You add up the points at the end of the round (based on the numbers on each card). Also, the person with the longest word or most word gets and extra 10 points. In the picture  below “bad” would have 15 points, “that” would have 14 points plus 10 more for being the longest word and “at” would have 5 points but you’d have to subtract 2 points for the card that wasn’t used (each word has to be at least 2 letters in length).

Each round you add a card — so the first round is 3 cards, second deals 4 cards to everyone and so forth… all the way through 10 cards (or whenever you want to stop). Our family played just three rounds.

We also played Set and Blink. I reviewed these two games before (they’re really terrific for challenging people to think quickly!!).

Read more about the card game Set here (great for ages 5 or 6 on up)

If you are thinking ahead to the holidays, these are all really terrific games.

I’ve reviewed lots of games on the blog. You’ll find information about other games (we have a lot of critical thinking games and cooperative games) here.

## Math Dice Game: Mmm Brains

Wednesday, October 24th, 2012

With Halloween right around the corner it seems only fitting that I bring up this game, Mmm Brains. It sounds gruesome, but it’s really just a dice game which requires addition and multiplication.  It brings the kids running, so you can’t beat that, right?!

This game has five dice with the numbers 1-5 and a brain on each side.  Then there are lots of counters (red brains=5 and white brains=1). Finally, for the second phase of the game there are color cards.

First Phase of the Game:

In the first part of the game, players take turns tossing the five dice. The object is to gather as many points as you can. You have to collect one color numbers and as many brains (of any color) as you can. You get 3 rolls on your turn.

Then you add the numbers together and multiply that by the number of brains you have:

Here’s another example: If on your turn you collected a yellow 3 and a yellow 2 and three brains, they you would get 5 x 3 or 15 points.

Or, if another player got a blue 4 and blue 3 and just one brain then he would get 7 x 1 or 7 brains.

Phase 2:

During the second phase of the game each player chooses a color card.  Players take turns trying to steal brains away from the other players. On Player 1′s turn he would toss the dice. He would then look at the dice and take that number of brains away from a player with the same color card.

In the picture below DD rolled a green 1 and a green 3. She targeted ED who has to give her 4 white brains:

The game ends when only one player has brains left or when Mom says it’s time to go!!

## Games for Thinking and Learning: Blink

Wednesday, October 10th, 2012

This is a series about the logic and critical thinking games we play in our homeschool.  We have a table in our homeschool room and I rotate in new games a couple of times a week.
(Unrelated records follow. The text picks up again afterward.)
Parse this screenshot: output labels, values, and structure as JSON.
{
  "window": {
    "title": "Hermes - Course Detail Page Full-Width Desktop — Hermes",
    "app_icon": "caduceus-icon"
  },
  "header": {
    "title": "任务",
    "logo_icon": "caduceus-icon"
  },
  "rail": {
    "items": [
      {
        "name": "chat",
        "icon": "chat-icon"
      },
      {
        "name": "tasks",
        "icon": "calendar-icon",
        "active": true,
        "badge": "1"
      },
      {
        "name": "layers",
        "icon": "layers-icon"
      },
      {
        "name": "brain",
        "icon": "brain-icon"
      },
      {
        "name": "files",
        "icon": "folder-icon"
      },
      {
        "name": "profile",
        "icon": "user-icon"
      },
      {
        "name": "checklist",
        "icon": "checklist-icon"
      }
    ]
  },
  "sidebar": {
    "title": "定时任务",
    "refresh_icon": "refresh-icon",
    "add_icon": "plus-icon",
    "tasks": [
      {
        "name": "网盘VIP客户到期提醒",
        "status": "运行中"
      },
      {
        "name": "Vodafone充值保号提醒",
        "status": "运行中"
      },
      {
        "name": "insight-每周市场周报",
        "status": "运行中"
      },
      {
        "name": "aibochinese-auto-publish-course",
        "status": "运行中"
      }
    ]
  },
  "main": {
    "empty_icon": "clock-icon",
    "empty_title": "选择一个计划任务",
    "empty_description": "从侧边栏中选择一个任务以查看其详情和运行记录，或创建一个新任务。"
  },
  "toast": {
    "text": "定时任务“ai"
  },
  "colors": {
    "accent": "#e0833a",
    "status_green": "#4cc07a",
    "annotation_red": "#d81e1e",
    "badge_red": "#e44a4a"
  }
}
These are all games we’ve acquired for schooling and/or for fun (I haven’t received them to review).

Today I’m going to highlight a card game called Blink that is a great game for preschoolers on up. I remember playing this with LD when he was just under three, though we modified it to be just color or shape. We love this game and play it a lot. In fact, this is the card game I often have in my purse for waits at the doctors office or at restaurants!

Each player is dealt seven cards. Each player takes a turn placing a card that somehow matches the card in the discard pile — either by shape (lightning, tear-drop, triangles, etc.), color or number of shapes on the card.
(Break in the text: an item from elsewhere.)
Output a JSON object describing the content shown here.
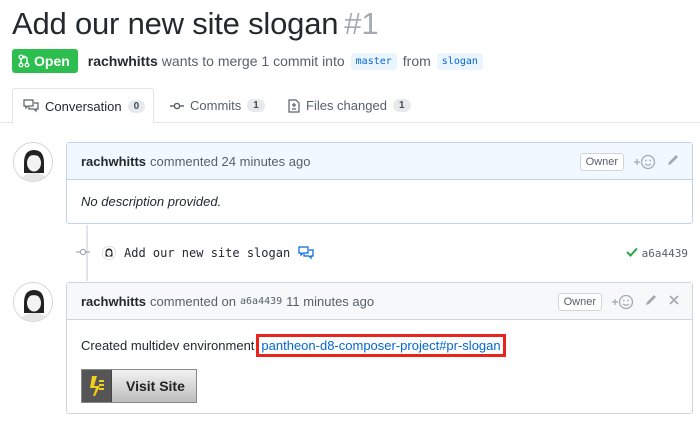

Here DD is playing a blue flower card on blue stars:

Here DD is playing one star on one moon.

If your kids are up to a bigger challenge you may be interested in a game I highlighted a couple of weeks ago called Set. Rather than one-one-one matching,  Set  challenges you to see sets of three cards. In Set you just have to remember that if two are __ and one is not, then it’s not a set… all three cards need to be the same or all three cards in a set have to be different. Click this link to see more about the card game, Set.
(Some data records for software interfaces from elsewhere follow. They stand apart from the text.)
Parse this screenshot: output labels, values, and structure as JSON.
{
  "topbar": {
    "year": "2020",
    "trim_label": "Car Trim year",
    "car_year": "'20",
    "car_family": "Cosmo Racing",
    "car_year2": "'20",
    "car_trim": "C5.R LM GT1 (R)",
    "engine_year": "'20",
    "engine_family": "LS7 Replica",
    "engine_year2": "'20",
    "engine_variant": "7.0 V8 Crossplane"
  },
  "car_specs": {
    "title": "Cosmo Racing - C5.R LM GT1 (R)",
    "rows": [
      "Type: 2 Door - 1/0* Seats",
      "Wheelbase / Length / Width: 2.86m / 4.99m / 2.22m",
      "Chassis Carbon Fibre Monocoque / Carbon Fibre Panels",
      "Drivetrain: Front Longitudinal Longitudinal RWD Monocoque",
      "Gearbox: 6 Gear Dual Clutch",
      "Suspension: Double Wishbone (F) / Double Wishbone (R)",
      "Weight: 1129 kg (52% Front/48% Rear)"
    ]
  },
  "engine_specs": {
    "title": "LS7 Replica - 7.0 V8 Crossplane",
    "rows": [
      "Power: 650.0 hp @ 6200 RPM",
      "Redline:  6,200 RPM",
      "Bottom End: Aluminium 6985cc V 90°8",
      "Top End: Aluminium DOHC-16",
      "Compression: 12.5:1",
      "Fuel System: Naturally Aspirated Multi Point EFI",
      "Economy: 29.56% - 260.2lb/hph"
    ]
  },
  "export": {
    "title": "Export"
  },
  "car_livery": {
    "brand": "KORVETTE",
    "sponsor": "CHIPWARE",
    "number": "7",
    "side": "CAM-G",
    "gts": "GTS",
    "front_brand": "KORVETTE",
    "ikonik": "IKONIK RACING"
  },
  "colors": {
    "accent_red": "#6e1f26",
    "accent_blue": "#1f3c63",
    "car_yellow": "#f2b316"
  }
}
For other games I’ve highlighted in this series such as Acruity, Zoologic, Clever Castle and others this link on this link, Games for Thinking and Learning.